## Exercise directions
Would you give all of the records again, exactly as they read?

## The data

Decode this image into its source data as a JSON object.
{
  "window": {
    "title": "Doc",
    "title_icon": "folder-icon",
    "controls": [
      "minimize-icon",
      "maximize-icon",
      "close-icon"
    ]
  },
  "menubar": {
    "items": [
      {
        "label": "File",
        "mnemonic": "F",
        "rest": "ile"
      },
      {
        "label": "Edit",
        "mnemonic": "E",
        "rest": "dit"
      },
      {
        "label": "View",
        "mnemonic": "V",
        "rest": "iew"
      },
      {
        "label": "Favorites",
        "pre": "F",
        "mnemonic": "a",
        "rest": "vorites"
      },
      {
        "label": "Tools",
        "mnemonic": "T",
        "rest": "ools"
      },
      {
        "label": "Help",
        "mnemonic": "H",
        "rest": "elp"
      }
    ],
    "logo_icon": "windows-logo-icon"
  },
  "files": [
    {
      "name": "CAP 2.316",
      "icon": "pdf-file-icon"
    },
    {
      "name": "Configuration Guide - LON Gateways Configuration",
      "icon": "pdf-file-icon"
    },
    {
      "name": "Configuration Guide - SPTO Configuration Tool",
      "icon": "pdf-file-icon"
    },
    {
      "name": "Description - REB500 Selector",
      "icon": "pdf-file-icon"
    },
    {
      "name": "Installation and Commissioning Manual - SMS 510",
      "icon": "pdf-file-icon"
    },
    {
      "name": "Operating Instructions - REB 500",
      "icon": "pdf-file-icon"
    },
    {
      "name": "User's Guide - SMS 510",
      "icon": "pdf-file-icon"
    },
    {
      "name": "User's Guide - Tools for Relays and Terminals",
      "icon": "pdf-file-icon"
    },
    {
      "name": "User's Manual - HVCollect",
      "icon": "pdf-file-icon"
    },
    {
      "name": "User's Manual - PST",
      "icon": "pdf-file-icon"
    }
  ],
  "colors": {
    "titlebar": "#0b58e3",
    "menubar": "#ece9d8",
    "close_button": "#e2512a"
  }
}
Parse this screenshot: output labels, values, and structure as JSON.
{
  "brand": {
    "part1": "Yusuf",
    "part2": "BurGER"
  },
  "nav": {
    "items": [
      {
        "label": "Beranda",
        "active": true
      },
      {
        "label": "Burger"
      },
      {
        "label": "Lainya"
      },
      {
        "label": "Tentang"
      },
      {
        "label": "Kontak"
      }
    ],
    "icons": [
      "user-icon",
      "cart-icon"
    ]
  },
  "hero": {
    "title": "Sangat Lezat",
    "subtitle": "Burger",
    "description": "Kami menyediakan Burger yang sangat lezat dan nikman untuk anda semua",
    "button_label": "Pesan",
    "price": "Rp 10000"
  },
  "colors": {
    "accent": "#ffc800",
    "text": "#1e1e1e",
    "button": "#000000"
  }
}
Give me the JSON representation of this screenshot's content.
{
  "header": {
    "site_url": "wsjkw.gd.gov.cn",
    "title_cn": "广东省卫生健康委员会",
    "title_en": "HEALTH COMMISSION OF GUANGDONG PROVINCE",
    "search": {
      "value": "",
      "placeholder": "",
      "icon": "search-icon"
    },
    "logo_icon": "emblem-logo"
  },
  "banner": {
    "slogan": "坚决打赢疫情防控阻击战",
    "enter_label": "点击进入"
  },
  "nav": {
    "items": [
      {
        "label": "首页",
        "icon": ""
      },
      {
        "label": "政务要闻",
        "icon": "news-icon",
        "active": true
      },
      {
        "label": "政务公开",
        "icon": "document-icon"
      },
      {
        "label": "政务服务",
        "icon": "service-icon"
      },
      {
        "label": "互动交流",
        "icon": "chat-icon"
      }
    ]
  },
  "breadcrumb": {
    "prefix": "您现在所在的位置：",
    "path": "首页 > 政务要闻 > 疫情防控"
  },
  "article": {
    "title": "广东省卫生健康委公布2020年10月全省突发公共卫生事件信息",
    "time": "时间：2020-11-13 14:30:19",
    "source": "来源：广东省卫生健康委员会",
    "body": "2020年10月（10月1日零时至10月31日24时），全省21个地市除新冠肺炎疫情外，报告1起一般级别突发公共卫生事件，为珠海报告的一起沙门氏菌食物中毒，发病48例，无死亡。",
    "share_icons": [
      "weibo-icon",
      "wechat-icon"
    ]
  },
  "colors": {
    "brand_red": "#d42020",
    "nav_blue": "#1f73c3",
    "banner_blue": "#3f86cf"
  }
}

## Solution
Decode this image into its source data as a JSON object.
{
  "window": {
    "title": "Doc",
    "title_icon": "folder-icon",
    "controls": [
      "minimize-icon",
      "maximize-icon",
      "close-icon"
    ]
  },
  "menubar": {
    "items": [
      {
        "label": "File",
        "mnemonic": "F",
        "rest": "ile"
      },
      {
        "label": "Edit",
        "mnemonic": "E",
        "rest": "dit"
      },
      {
        "label": "View",
        "mnemonic": "V",
        "rest": "iew"
      },
      {
        "label": "Favorites",
        "pre": "F",
        "mnemonic": "a",
        "rest": "vorites"
      },
      {
        "label": "Tools",
        "mnemonic": "T",
        "rest": "ools"
      },
      {
        "label": "Help",
        "mnemonic": "H",
        "rest": "elp"
      }
    ],
    "logo_icon": "windows-logo-icon"
  },
  "files": [
    {
      "name": "CAP 2.316",
      "icon": "pdf-file-icon"
    },
    {
      "name": "Configuration Guide - LON Gateways Configuration",
      "icon": "pdf-file-icon"
    },
    {
      "name": "Configuration Guide - SPTO Configuration Tool",
      "icon": "pdf-file-icon"
    },
    {
      "name": "Description - REB500 Selector",
      "icon": "pdf-file-icon"
    },
    {
      "name": "Installation and Commissioning Manual - SMS 510",
      "icon": "pdf-file-icon"
    },
    {
      "name": "Operating Instructions - REB 500",
      "icon": "pdf-file-icon"
    },
    {
      "name": "User's Guide - SMS 510",
      "icon": "pdf-file-icon"
    },
    {
      "name": "User's Guide - Tools for Relays and Terminals",
      "icon": "pdf-file-icon"
    },
    {
      "name": "User's Manual - HVCollect",
      "icon": "pdf-file-icon"
    },
    {
      "name": "User's Manual - PST",
      "icon": "pdf-file-icon"
    }
  ],
  "colors": {
    "titlebar": "#0b58e3",
    "menubar": "#ece9d8",
    "close_button": "#e2512a"
  }
}
Parse this screenshot: output labels, values, and structure as JSON.
{
  "brand": {
    "part1": "Yusuf",
    "part2": "BurGER"
  },
  "nav": {
    "items": [
      {
        "label": "Beranda",
        "active": true
      },
      {
        "label": "Burger"
      },
      {
        "label": "Lainya"
      },
      {
        "label": "Tentang"
      },
      {
        "label": "Kontak"
      }
    ],
    "icons": [
      "user-icon",
      "cart-icon"
    ]
  },
  "hero": {
    "title": "Sangat Lezat",
    "subtitle": "Burger",
    "description": "Kami menyediakan Burger yang sangat lezat dan nikman untuk anda semua",
    "button_label": "Pesan",
    "price": "Rp 10000"
  },
  "colors": {
    "accent": "#ffc800",
    "text": "#1e1e1e",
    "button": "#000000"
  }
}
Give me the JSON representation of this screenshot's content.
{
  "header": {
    "site_url": "wsjkw.gd.gov.cn",
    "title_cn": "广东省卫生健康委员会",
    "title_en": "HEALTH COMMISSION OF GUANGDONG PROVINCE",
    "search": {
      "value": "",
      "placeholder": "",
      "icon": "search-icon"
    },
    "logo_icon": "emblem-logo"
  },
  "banner": {
    "slogan": "坚决打赢疫情防控阻击战",
    "enter_label": "点击进入"
  },
  "nav": {
    "items": [
      {
        "label": "首页",
        "icon": ""
      },
      {
        "label": "政务要闻",
        "icon": "news-icon",
        "active": true
      },
      {
        "label": "政务公开",
        "icon": "document-icon"
      },
      {
        "label": "政务服务",
        "icon": "service-icon"
      },
      {
        "label": "互动交流",
        "icon": "chat-icon"
      }
    ]
  },
  "breadcrumb": {
    "prefix": "您现在所在的位置：",
    "path": "首页 > 政务要闻 > 疫情防控"
  },
  "article": {
    "title": "广东省卫生健康委公布2020年10月全省突发公共卫生事件信息",
    "time": "时间：2020-11-13 14:30:19",
    "source": "来源：广东省卫生健康委员会",
    "body": "2020年10月（10月1日零时至10月31日24时），全省21个地市除新冠肺炎疫情外，报告1起一般级别突发公共卫生事件，为珠海报告的一起沙门氏菌食物中毒，发病48例，无死亡。",
    "share_icons": [
      "weibo-icon",
      "wechat-icon"
    ]
  },
  "colors": {
    "brand_red": "#d42020",
    "nav_blue": "#1f73c3",
    "banner_blue": "#3f86cf"
  }
}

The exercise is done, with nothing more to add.